Published February 16, 2006
In a new study of men who got penis-lengthening surgery, most patients weren’t satisfied with the results.
The surgery added half an inch, on average, to penis length. That’s based on the length of the flaccid, stretched penis.
“Overall, only 35 percent of the patients were satisfied with the outcome of surgery,” write urologist David Ralph, BSc, FRCS, and colleagues in European Urology.
The researchers work in London at St. Peter’s Andrology Centre and Institute of Urology. They studied 42 men who got penis-lengthening surgery from September 1998 to January 2005.

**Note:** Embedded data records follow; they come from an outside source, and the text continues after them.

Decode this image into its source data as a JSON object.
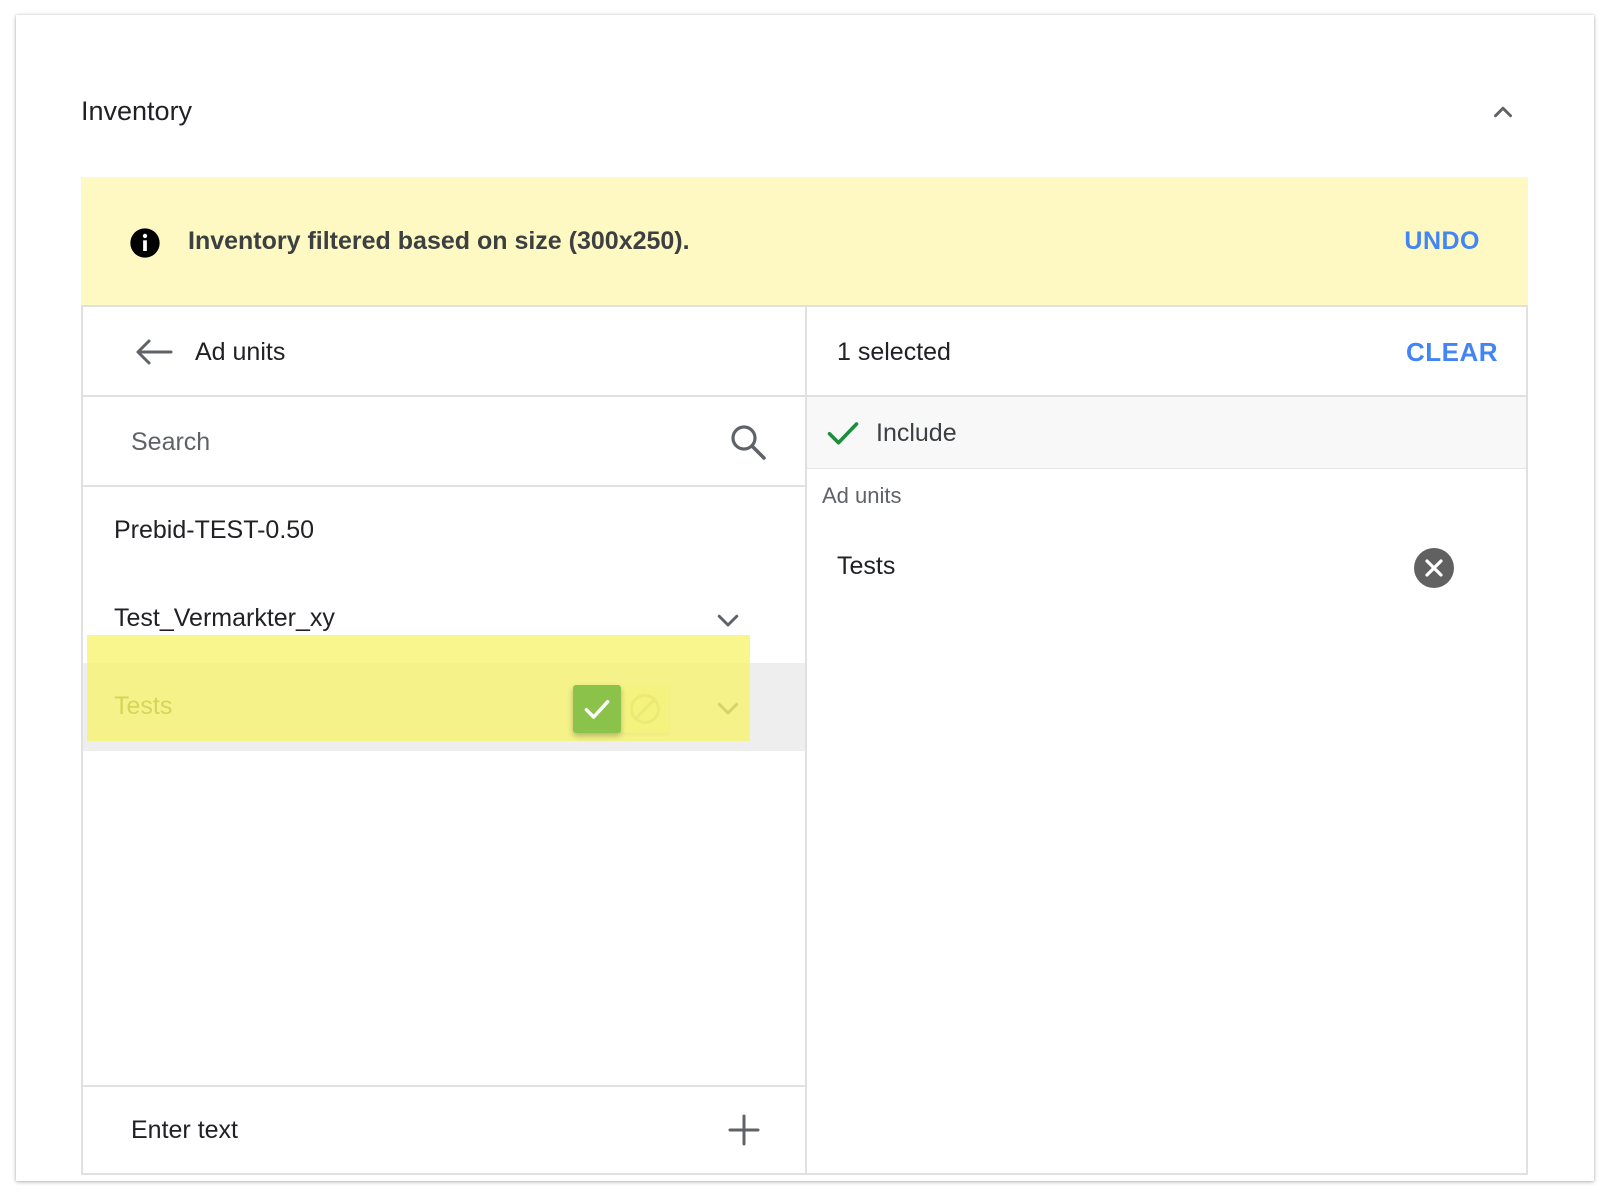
{
  "section": {
    "title": "Inventory",
    "collapse_icon": "chevron-up-icon"
  },
  "banner": {
    "message": "Inventory filtered based on size (300x250).",
    "undo_label": "UNDO",
    "icon": "info-icon"
  },
  "left_panel": {
    "header_title": "Ad units",
    "back_icon": "arrow-left-icon",
    "search": {
      "placeholder": "Search",
      "value": ""
    },
    "items": [
      {
        "label": "Prebid-TEST-0.50",
        "expandable": false
      },
      {
        "label": "Test_Vermarkter_xy",
        "expandable": true
      },
      {
        "label": "Tests",
        "expandable": true,
        "hovered": true,
        "included": true
      }
    ],
    "footer": {
      "placeholder": "Enter text",
      "add_icon": "plus-icon"
    }
  },
  "right_panel": {
    "count_label": "1 selected",
    "clear_label": "CLEAR",
    "include_label": "Include",
    "group_label": "Ad units",
    "selected_items": [
      {
        "label": "Tests"
      }
    ]
  },
  "colors": {
    "accent": "#4285f4",
    "banner_bg": "#fef9c2",
    "include_green": "#8bc34a",
    "check_green": "#1e8e3e",
    "highlight": "#f6f46c"
  }
}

The surgical technique used was division of the penile suspensory ligament. This is the most common penis-lengthening surgery and allows the penis to hang lower.
Some men also got a spacer inserted to prevent the ligament’s reattachment. Three patients also had excess fat removed from the pubic area. The use of the spacer seemed to bring the best results, but didn’t change the findings, the researchers note.
Most of the men who were studied actually had normal-sized penises and were preoccupied with the idea that their penises should be longer, the researchers note.This preoccupation with an imagined problem in penile appearance is called penile dysmorphic disorder.
“The most common scenario in patients with penile dysmorphic disorder consisted of anxiety and embarrassment arising from changing in front of others, that is, the ‘locker room’ syndrome,” Ralph’s team writes.
Men with penile dysmorphic disorder were particularly likely to be dissatisfied with the surgery’s results. The study shows that only 27% of those men reported being content with the surgery’s outcome.
“Men with penile dysmorphic disorder often have unrealistic expectations regarding the outcome of surgical intervention and should be encouraged to seek psychological help primarily, with surgery reserved as the last resort,” write Ralph and colleagues.
They add that before penis-lengthening surgery, “all patients should have a psychiatric assessment” and a clear understanding of the procedure’s limits.
A journal editorial praises the study, calling penile enlargement “a very controversial procedure” that needs more scientific study.
“The size of the male genitalia has been a source of anxiety among men throughout history,” writes editorialist Yoram Vardi, MD, of Rambam Hospital in Haifa, Israel. “Men often feel a need to enlarge their penis in order to improve their self-esteem or to satisfy and impress their partners,” he continues.
“My personal conviction, especially after reading this manuscript [Ralph’s study], is that men who are dissatisfied with the appearance of their genital organ should think very carefully before requesting these procedures,” Vardi writes.
“A better option may be to seek the counsel of psychologists; often men simply need to be reassured that they are ‘normal’ or need advice on how to better satisfy their partner without resorting to cosmetic surgery,” he continues.
“Unfortunately, there will always be people willing to undergo ‘beautifying’ surgical procedures in an attempt to feel better … self-confidence and beauty come from the inside and no surgery is deep enough to change that,” Vardi writes.
By Miranda Hitti, reviewed by Ann Edmundson, MD
SOURCES: Li, C. European Urology, online edition. Vardi, Y. European Urology, online edition. Reuters.